**PROBLEM DESCRIPTION**
Reproduce the data below exactly as written. Pictures do not belong in the copy.

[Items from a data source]
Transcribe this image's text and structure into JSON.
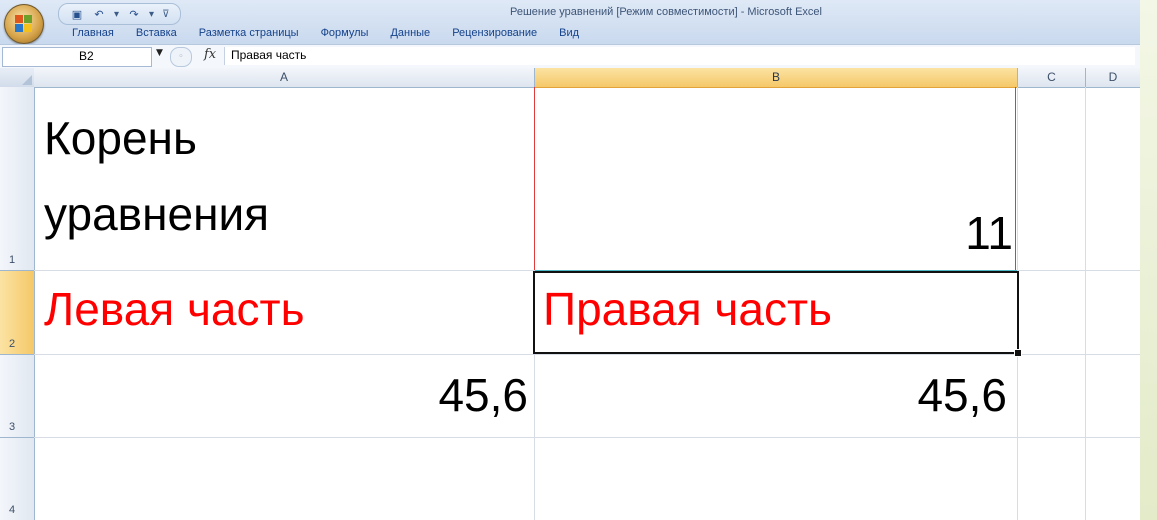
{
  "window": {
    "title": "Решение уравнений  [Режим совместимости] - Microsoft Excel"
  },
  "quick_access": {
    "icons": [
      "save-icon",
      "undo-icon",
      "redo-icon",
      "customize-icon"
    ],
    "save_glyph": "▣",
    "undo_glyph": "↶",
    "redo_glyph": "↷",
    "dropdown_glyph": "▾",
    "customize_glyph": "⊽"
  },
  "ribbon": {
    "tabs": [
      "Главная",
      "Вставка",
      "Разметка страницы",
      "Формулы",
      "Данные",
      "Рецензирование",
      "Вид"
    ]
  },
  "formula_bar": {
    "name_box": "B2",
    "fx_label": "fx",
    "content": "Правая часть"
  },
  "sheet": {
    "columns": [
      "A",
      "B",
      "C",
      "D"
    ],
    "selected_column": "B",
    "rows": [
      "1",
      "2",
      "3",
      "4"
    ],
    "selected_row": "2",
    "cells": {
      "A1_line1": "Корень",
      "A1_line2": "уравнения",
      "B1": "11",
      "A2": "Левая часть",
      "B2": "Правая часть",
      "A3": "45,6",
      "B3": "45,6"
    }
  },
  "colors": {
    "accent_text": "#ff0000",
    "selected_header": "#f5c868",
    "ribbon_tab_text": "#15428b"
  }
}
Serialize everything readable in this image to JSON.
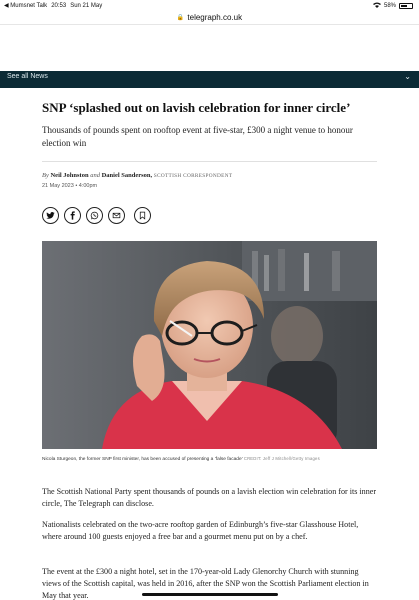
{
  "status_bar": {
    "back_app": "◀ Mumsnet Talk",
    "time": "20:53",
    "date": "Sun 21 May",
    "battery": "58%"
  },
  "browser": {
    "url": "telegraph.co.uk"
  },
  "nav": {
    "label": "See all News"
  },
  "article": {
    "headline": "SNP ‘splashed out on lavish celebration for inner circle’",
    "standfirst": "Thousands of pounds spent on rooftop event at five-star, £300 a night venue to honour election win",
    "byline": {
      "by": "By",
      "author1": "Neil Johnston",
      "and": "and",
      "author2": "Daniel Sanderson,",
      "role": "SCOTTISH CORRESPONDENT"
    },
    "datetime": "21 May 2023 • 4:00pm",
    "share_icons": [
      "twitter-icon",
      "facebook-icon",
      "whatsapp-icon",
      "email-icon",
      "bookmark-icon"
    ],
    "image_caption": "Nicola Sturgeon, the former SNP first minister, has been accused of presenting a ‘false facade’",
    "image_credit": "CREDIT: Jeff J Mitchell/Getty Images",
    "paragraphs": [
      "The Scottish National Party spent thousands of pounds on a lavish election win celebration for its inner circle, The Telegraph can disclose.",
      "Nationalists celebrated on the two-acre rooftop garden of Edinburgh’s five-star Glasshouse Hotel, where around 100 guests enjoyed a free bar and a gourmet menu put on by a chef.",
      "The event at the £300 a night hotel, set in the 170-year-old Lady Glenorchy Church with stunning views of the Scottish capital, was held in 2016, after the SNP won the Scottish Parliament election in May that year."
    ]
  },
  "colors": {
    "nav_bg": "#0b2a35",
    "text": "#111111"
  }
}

**RESULT**
Transcribe this image's text and structure into JSON.
{
  "window": {
    "title": "Решение уравнений  [Режим совместимости] - Microsoft Excel"
  },
  "quick_access": {
    "icons": [
      "save-icon",
      "undo-icon",
      "redo-icon",
      "customize-icon"
    ],
    "save_glyph": "▣",
    "undo_glyph": "↶",
    "redo_glyph": "↷",
    "dropdown_glyph": "▾",
    "customize_glyph": "⊽"
  },
  "ribbon": {
    "tabs": [
      "Главная",
      "Вставка",
      "Разметка страницы",
      "Формулы",
      "Данные",
      "Рецензирование",
      "Вид"
    ]
  },
  "formula_bar": {
    "name_box": "B2",
    "fx_label": "fx",
    "content": "Правая часть"
  },
  "sheet": {
    "columns": [
      "A",
      "B",
      "C",
      "D"
    ],
    "selected_column": "B",
    "rows": [
      "1",
      "2",
      "3",
      "4"
    ],
    "selected_row": "2",
    "cells": {
      "A1_line1": "Корень",
      "A1_line2": "уравнения",
      "B1": "11",
      "A2": "Левая часть",
      "B2": "Правая часть",
      "A3": "45,6",
      "B3": "45,6"
    }
  },
  "colors": {
    "accent_text": "#ff0000",
    "selected_header": "#f5c868",
    "ribbon_tab_text": "#15428b"
  }
}
Serialize everything readable in this image to JSON.
{
  "status_bar": {
    "back_app": "◀ Mumsnet Talk",
    "time": "20:53",
    "date": "Sun 21 May",
    "battery": "58%"
  },
  "browser": {
    "url": "telegraph.co.uk"
  },
  "nav": {
    "label": "See all News"
  },
  "article": {
    "headline": "SNP ‘splashed out on lavish celebration for inner circle’",
    "standfirst": "Thousands of pounds spent on rooftop event at five-star, £300 a night venue to honour election win",
    "byline": {
      "by": "By",
      "author1": "Neil Johnston",
      "and": "and",
      "author2": "Daniel Sanderson,",
      "role": "SCOTTISH CORRESPONDENT"
    },
    "datetime": "21 May 2023 • 4:00pm",
    "share_icons": [
      "twitter-icon",
      "facebook-icon",
      "whatsapp-icon",
      "email-icon",
      "bookmark-icon"
    ],
    "image_caption": "Nicola Sturgeon, the former SNP first minister, has been accused of presenting a ‘false facade’",
    "image_credit": "CREDIT: Jeff J Mitchell/Getty Images",
    "paragraphs": [
      "The Scottish National Party spent thousands of pounds on a lavish election win celebration for its inner circle, The Telegraph can disclose.",
      "Nationalists celebrated on the two-acre rooftop garden of Edinburgh’s five-star Glasshouse Hotel, where around 100 guests enjoyed a free bar and a gourmet menu put on by a chef.",
      "The event at the £300 a night hotel, set in the 170-year-old Lady Glenorchy Church with stunning views of the Scottish capital, was held in 2016, after the SNP won the Scottish Parliament election in May that year."
    ]
  },
  "colors": {
    "nav_bg": "#0b2a35",
    "text": "#111111"
  }
}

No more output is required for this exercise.